(Data items)
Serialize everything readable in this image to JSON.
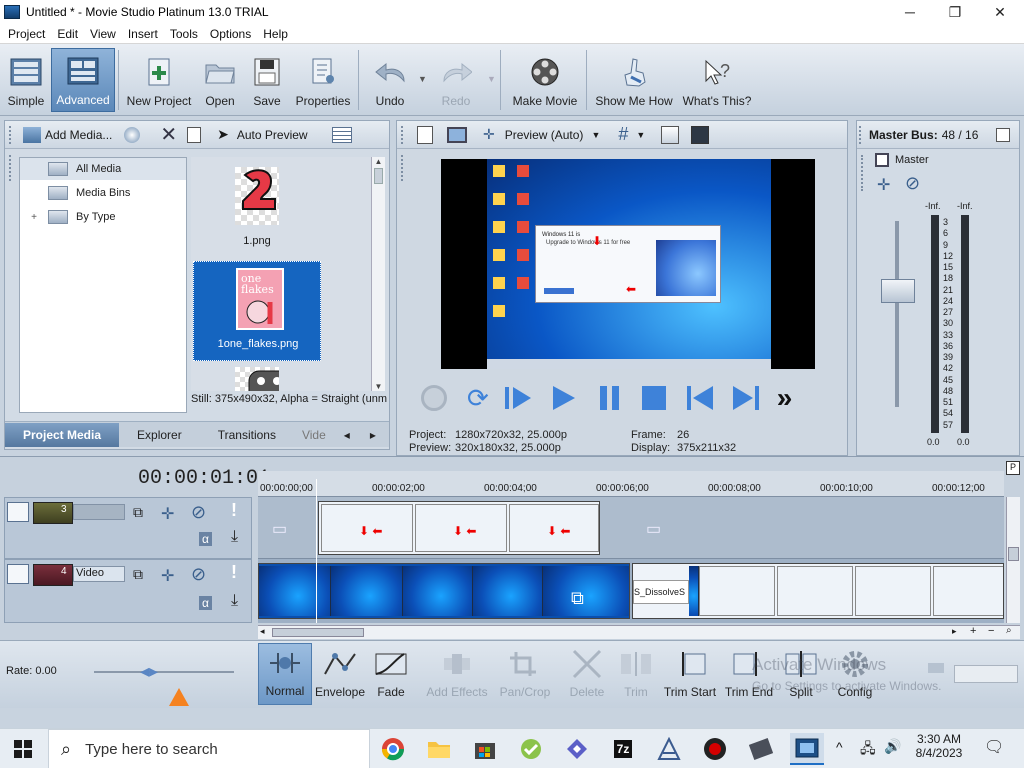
{
  "window": {
    "title": "Untitled * - Movie Studio Platinum 13.0 TRIAL",
    "minimize_label": "─",
    "maximize_label": "❐",
    "close_label": "✕"
  },
  "menu": [
    "Project",
    "Edit",
    "View",
    "Insert",
    "Tools",
    "Options",
    "Help"
  ],
  "toolbar": {
    "simple": "Simple",
    "advanced": "Advanced",
    "new_project": "New Project",
    "open": "Open",
    "save": "Save",
    "properties": "Properties",
    "undo": "Undo",
    "redo": "Redo",
    "make_movie": "Make Movie",
    "show_me_how": "Show Me How",
    "whats_this": "What's This?"
  },
  "media_panel": {
    "add_media": "Add Media...",
    "auto_preview": "Auto Preview",
    "tree": [
      "All Media",
      "Media Bins",
      "By Type"
    ],
    "files": [
      "1.png",
      "1one_flakes.png"
    ],
    "thumb_text": "one flakes",
    "status": "Still: 375x490x32, Alpha = Straight (unm",
    "tabs": [
      "Project Media",
      "Explorer",
      "Transitions",
      "Vide"
    ]
  },
  "preview": {
    "label": "Preview (Auto)",
    "project_label": "Project:",
    "project_value": "1280x720x32, 25.000p",
    "preview_label": "Preview:",
    "preview_value": "320x180x32, 25.000p",
    "frame_label": "Frame:",
    "frame_value": "26",
    "display_label": "Display:",
    "display_value": "375x211x32"
  },
  "master": {
    "title": "Master Bus:",
    "value": "48 / 16",
    "label": "Master",
    "inf_left": "-Inf.",
    "inf_right": "-Inf.",
    "scale": [
      "3",
      "6",
      "9",
      "12",
      "15",
      "18",
      "21",
      "24",
      "27",
      "30",
      "33",
      "36",
      "39",
      "42",
      "45",
      "48",
      "51",
      "54",
      "57"
    ],
    "bottom_left": "0.0",
    "bottom_right": "0.0"
  },
  "timeline": {
    "timecode": "00:00:01:01",
    "ruler": [
      "00:00:00;00",
      "00:00:02;00",
      "00:00:04;00",
      "00:00:06;00",
      "00:00:08;00",
      "00:00:10;00",
      "00:00:12;00"
    ],
    "track3_num": "3",
    "track4_num": "4",
    "track4_name": "Video",
    "transition_text": "S_DissolveS",
    "rate": "Rate: 0.00"
  },
  "edit_toolbar": {
    "normal": "Normal",
    "envelope": "Envelope",
    "fade": "Fade",
    "add_effects": "Add Effects",
    "pan_crop": "Pan/Crop",
    "delete": "Delete",
    "trim": "Trim",
    "trim_start": "Trim Start",
    "trim_end": "Trim End",
    "split": "Split",
    "config": "Config"
  },
  "watermark": {
    "line1": "Activate Windows",
    "line2": "Go to Settings to activate Windows."
  },
  "screen_dialog": {
    "title": "Windows 11 is",
    "heading": "Upgrade to Windows 11 for free"
  },
  "taskbar": {
    "search_placeholder": "Type here to search",
    "time": "3:30 AM",
    "date": "8/4/2023",
    "app_7z": "7z"
  },
  "colors": {
    "accent": "#5b88b9",
    "selection": "#1565c0",
    "playhead": "#ffffff",
    "record": "#d40000"
  }
}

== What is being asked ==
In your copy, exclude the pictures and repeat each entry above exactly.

== Reply ==
Serialize everything readable in this image to JSON.
{
  "window": {
    "title": "Untitled * - Movie Studio Platinum 13.0 TRIAL",
    "minimize_label": "─",
    "maximize_label": "❐",
    "close_label": "✕"
  },
  "menu": [
    "Project",
    "Edit",
    "View",
    "Insert",
    "Tools",
    "Options",
    "Help"
  ],
  "toolbar": {
    "simple": "Simple",
    "advanced": "Advanced",
    "new_project": "New Project",
    "open": "Open",
    "save": "Save",
    "properties": "Properties",
    "undo": "Undo",
    "redo": "Redo",
    "make_movie": "Make Movie",
    "show_me_how": "Show Me How",
    "whats_this": "What's This?"
  },
  "media_panel": {
    "add_media": "Add Media...",
    "auto_preview": "Auto Preview",
    "tree": [
      "All Media",
      "Media Bins",
      "By Type"
    ],
    "files": [
      "1.png",
      "1one_flakes.png"
    ],
    "thumb_text": "one flakes",
    "status": "Still: 375x490x32, Alpha = Straight (unm",
    "tabs": [
      "Project Media",
      "Explorer",
      "Transitions",
      "Vide"
    ]
  },
  "preview": {
    "label": "Preview (Auto)",
    "project_label": "Project:",
    "project_value": "1280x720x32, 25.000p",
    "preview_label": "Preview:",
    "preview_value": "320x180x32, 25.000p",
    "frame_label": "Frame:",
    "frame_value": "26",
    "display_label": "Display:",
    "display_value": "375x211x32"
  },
  "master": {
    "title": "Master Bus:",
    "value": "48 / 16",
    "label": "Master",
    "inf_left": "-Inf.",
    "inf_right": "-Inf.",
    "scale": [
      "3",
      "6",
      "9",
      "12",
      "15",
      "18",
      "21",
      "24",
      "27",
      "30",
      "33",
      "36",
      "39",
      "42",
      "45",
      "48",
      "51",
      "54",
      "57"
    ],
    "bottom_left": "0.0",
    "bottom_right": "0.0"
  },
  "timeline": {
    "timecode": "00:00:01:01",
    "ruler": [
      "00:00:00;00",
      "00:00:02;00",
      "00:00:04;00",
      "00:00:06;00",
      "00:00:08;00",
      "00:00:10;00",
      "00:00:12;00"
    ],
    "track3_num": "3",
    "track4_num": "4",
    "track4_name": "Video",
    "transition_text": "S_DissolveS",
    "rate": "Rate: 0.00"
  },
  "edit_toolbar": {
    "normal": "Normal",
    "envelope": "Envelope",
    "fade": "Fade",
    "add_effects": "Add Effects",
    "pan_crop": "Pan/Crop",
    "delete": "Delete",
    "trim": "Trim",
    "trim_start": "Trim Start",
    "trim_end": "Trim End",
    "split": "Split",
    "config": "Config"
  },
  "watermark": {
    "line1": "Activate Windows",
    "line2": "Go to Settings to activate Windows."
  },
  "screen_dialog": {
    "title": "Windows 11 is",
    "heading": "Upgrade to Windows 11 for free"
  },
  "taskbar": {
    "search_placeholder": "Type here to search",
    "time": "3:30 AM",
    "date": "8/4/2023",
    "app_7z": "7z"
  },
  "colors": {
    "accent": "#5b88b9",
    "selection": "#1565c0",
    "playhead": "#ffffff",
    "record": "#d40000"
  }
}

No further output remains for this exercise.